PwC’s Deal Team (www.pwc.com/ca/deals) helps clients to achieve deal success—from concept to close and beyond. As part of the world’s largest Transaction Advisory practice1, and with our global Corporate Finance group being 2010 Upper Mid Market M&A Advisor of the Year2, the PwC Canada Deals Team is your gateway to an exciting new world of emerging M&A opportunities.
Follow PwC on Twitter @PwC_Canada_LLP and on Facebook at http://www.facebook.com/pwccanada.
PwC firms provide industry-focused assurance, tax and advisory services to enhance value for their clients. More than 161,000 people in 154 countries in firms across the PwC network share their thinking, experience and solutions to develop fresh perspectives and practical advice. See www.pwc.com for more information. In Canada, PricewaterhouseCoopers LLP (www.pwc.com/ca) and its related entities have more than 5,300 partners and staff in offices across the country.
“PwC” is the brand under which member firms of PricewaterhouseCoopers International Limited (PwCIL) operate and provide services. Together, these firms form the PwC network. Each firm in the network is a separate legal entity and does not act as agent of PwCIL or any other member firm. PwCIL does not provide any services to clients. PwCIL is not responsible or liable for the acts or omissions of any of its member firms nor can it control the exercise of their professional judgment or bind them in any way.

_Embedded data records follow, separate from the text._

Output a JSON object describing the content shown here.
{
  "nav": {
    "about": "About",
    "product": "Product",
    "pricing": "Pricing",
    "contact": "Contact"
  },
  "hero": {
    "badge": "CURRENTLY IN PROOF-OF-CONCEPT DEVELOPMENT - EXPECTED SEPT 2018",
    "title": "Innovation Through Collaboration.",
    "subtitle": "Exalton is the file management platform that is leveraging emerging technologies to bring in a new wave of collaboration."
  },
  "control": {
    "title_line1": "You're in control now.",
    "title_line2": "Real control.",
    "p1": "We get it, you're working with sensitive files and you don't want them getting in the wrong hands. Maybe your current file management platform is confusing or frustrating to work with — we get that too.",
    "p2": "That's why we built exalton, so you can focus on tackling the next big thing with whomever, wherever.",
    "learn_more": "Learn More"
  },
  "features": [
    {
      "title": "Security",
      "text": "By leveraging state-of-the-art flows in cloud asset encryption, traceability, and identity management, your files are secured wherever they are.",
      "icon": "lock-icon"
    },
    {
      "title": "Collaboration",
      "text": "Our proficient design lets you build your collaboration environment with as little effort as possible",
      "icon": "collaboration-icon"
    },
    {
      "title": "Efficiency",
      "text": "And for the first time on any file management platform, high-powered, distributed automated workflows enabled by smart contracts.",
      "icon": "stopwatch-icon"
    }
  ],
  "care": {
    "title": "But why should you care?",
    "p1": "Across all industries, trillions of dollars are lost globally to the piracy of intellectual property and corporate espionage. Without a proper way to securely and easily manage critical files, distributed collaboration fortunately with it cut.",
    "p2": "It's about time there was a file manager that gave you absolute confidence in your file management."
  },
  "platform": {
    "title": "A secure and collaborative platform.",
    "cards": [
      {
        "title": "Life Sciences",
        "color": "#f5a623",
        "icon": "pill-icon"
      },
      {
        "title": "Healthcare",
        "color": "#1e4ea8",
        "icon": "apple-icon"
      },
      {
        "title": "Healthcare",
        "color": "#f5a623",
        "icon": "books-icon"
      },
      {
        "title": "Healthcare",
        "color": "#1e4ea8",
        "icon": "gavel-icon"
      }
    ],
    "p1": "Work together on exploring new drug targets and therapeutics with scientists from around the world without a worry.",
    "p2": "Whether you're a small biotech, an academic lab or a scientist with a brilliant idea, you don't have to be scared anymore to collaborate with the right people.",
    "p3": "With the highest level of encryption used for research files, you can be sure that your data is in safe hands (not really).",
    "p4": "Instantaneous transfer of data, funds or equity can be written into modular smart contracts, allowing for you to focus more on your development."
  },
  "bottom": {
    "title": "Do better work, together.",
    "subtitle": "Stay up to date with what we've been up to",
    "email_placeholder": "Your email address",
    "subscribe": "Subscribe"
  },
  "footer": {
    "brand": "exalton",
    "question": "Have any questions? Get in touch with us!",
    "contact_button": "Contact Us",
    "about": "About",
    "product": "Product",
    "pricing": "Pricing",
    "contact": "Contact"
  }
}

PwC Name Change
PwC has changed its name from PricewaterhouseCoopers to PwC in the fall of 2010. 'PwC' is written in text with a capital 'P' and capital 'C'. Only when you use the PwC logo is the name represented in lower case.
1 Source : Kennedy;”Business Advisory Services Marketplace 2009-2011”; ©BNA Subsidiaries, LLC. Reproduced under license.
2 Source : Acquisitions Monthly Awards 2010